Additional recommended knowledge
Electrostriction is a property of all dielectric materials, and is caused by the presence of randomly-aligned electrical domains within the material. When an electric field is applied to the dielectric, the opposite sides of the domains become differently charged and attract each other, reducing material thickness in the direction of the applied field (and increasing thickness in the orthogonal directions due to Poisson's ratio). The resulting strain (ratio of deformation to the original dimension) is proportional to the square of the polarization. Reversal of the electric field does not reverse the direction of the deformation.
More formally, the electrostriction coefficient is a fourth order tensor (Qijlk), relating second order strain (xij) and first order polarization tensors (Pk, Pl).
It should be noted that the related piezoelectric effect occurs only in a particular class of dielectrics. Electrostriction is a quadratic effect, unlike piezoelecticity, which is a linear effect. In addition, unlike piezoelectricity, electrostriction cannot be reversed: deformation will not induce an electric field.
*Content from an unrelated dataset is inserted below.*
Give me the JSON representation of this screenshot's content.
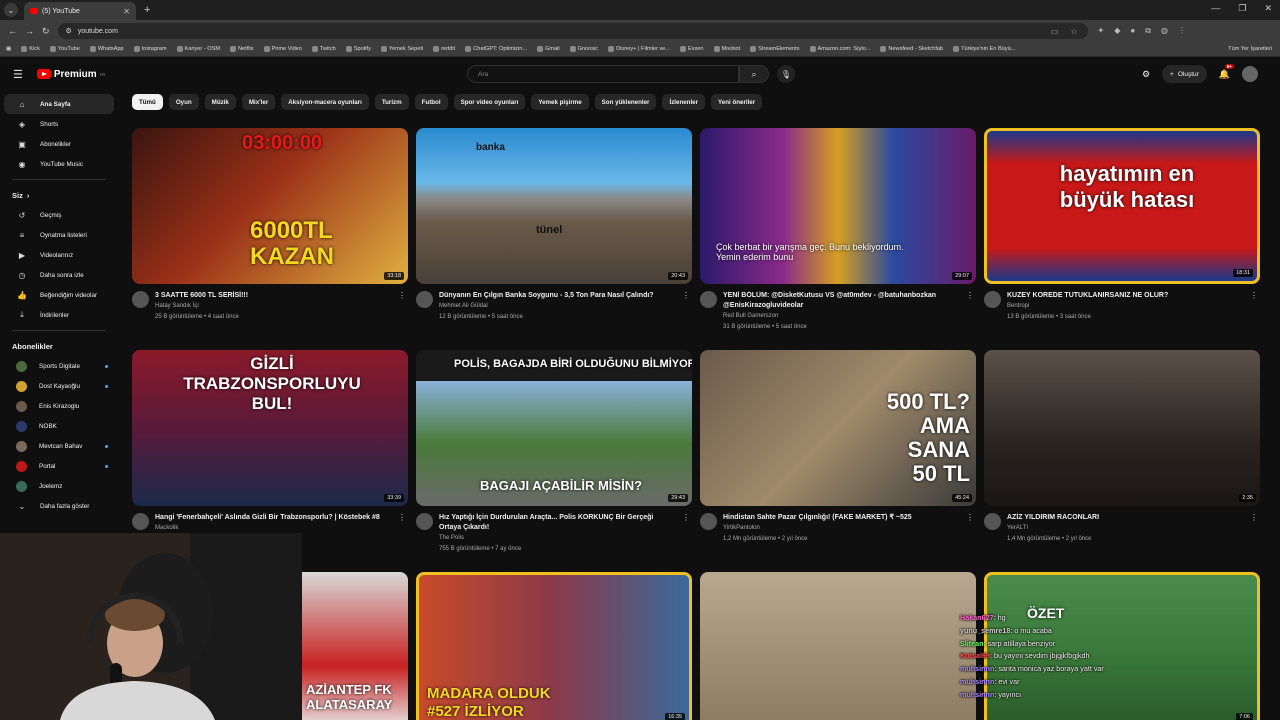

Although all dielectrics exhibit some electrostriction, certain engineered ceramics, known as relaxor ferroelectrics, have extraordinarily high electrostrictive constants. The most commonly used are:
|This article is licensed under the GNU Free Documentation License. It uses material from the Wikipedia article "Electrostriction". A list of authors is available in Wikipedia.|